We continue our travels with William Porden, beginning in Hull on 1 June 1795, where his diary (archive ref. D3311/4/4) records that he is in his town of birth, Hull:
I found my mother tho’ very infirm yet chearful and happy. She now approaches her 80th year.
I amused myself at my leisure in ranging over the scenes of my boyish days, where every stone and every tree appeared as an old acquaintance and strongly interested my heart. For this reason a visit to Hull is never a visit of chearfulness. There are too many objects to awaken by feelings and to induce a comparison of the present with the past, and my emotions are too strong to admit of any sensation of Gaity.
On 4 June he set off in the stage coach to Lincoln…
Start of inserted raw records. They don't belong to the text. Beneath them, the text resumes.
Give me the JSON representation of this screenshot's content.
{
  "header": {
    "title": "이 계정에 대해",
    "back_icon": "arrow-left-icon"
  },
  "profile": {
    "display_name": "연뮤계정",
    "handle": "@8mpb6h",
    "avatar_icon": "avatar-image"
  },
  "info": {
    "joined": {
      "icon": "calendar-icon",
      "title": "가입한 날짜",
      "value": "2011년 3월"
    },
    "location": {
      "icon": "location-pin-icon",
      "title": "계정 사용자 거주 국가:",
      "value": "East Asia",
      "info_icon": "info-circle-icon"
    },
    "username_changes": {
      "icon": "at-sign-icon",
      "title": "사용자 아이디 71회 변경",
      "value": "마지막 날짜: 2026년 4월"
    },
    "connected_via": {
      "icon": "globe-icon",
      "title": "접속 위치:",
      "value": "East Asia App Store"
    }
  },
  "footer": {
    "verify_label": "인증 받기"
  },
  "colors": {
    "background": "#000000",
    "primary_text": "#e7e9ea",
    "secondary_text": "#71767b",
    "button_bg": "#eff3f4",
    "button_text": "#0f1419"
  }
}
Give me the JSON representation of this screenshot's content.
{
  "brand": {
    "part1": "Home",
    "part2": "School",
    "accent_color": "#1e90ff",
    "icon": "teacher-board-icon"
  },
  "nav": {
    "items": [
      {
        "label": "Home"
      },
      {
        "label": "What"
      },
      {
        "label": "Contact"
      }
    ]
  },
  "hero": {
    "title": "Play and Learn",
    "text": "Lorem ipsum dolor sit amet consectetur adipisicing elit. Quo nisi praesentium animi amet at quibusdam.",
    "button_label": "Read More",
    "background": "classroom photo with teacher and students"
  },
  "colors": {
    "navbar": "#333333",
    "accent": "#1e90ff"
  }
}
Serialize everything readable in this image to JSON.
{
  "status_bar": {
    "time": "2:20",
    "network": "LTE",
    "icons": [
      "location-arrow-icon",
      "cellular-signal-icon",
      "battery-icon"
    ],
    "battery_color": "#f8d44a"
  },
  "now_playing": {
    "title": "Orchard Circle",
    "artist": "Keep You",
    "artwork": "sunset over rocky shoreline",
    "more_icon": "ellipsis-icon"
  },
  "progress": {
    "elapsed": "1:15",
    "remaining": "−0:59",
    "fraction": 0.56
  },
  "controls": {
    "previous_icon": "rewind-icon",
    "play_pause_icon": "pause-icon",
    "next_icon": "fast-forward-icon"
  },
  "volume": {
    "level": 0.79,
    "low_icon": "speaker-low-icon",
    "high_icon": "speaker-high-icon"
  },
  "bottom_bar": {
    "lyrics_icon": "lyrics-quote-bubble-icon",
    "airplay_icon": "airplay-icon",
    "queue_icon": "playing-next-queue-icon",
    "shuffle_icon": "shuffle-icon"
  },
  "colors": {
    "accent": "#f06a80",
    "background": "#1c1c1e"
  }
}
My companions in the stage were a young Lieut of the Navy & a farmer & his mother, [and] a venerable old officer in the army whose name and rank I did not learn. He had been a General Officer in the East India Service but as he did not name his rank in the line I conjectured that he held a much lower rank now. He was upward of seventy, tall, strong and healthy, had a last few of his teeth and was good tempered and cheerful. I conjectured that he had been at Hull to seek out a habitation for himself and family which consisted of a Wife and Daughter to which place he was attracted by an idea of living cheaper there than elsewhere which I believe to be the case. He had lost the fire of Youth and had nothing of military insolence.
The ‘venerable old army officer’ relates a story about what happened between the sailors and the ladies of the town when his ship arrived at Portsmouth which is a bit too racy to relate on this blog (you’ll have to read the diary for yourself for that).
William Porden quite often seems to encounter sailors on his travels. On his previous journey to Newark in 1794, he is joined by two merchant seamen, whom he describes as ‘displaying the true sailors character – Rough, cheerful, careless, eating hearty, drinking hard, and at home every where.’ The officers of the Navy whom Mr Porden meets on his various stage coach journeys are somewhat better behaved than the sailors in the Portsmouth story, but make hit and miss companions. On this occasion:
The Naval Officer was a stout healthy looking man, but though he had been in many countries to Asia, Italy &c and spoke of Naples, Rome, Smyrna & other places yet he was so illiterate, and so little knowledge out of his profession and perhaps so little of imagination or Understanding that I could derive neither information or pleasure from his conversation. We were joined by a sprightly Woman at Spittle. As the young sailor rode with his face towards the Horses I gently hinted to him that possibly the Lady might prefer that seat; but he was not galant enough to resign it.
They stayed overnight in Lincoln and then took up a new passenger, a child with a sad story:
June 5 this morning we left Lincoln having parted with our farmers and taken up a beautiful Girl of 12 years going from school to visit her parents and sister at Sleaford. She was in high spirits and enjoyed the idea of the Romp she should have when she got home; but at Sleaford she learn’d with sorrow that her hopes would be disappointed as she had arrived only time enough to take her last leave of her dying mother. Whether she had been sent for or had left her school of course at the vacation for the holidays I know not; but if her friends had sent for her at the request of her sick mother they had acted most inconsiderately and cruelly in not making her acquainted with her mother’s danger; Also in raising high hopes of pleasure only to plunge the child into the greater misery.
I’m possibly slightly obsessed with identifying Mr Porden’s travelling companions, but I suspect that, if the girl’s mother did indeed die, a diligent search of the parish registers for Sleaford and environs for June-July 1794 should reveal a suitable burial which could then be used to find the baptism of a daughter about 12 years before. If anyone frequents Lincolnshire Archives and wants to do a search then please do let me know what you find.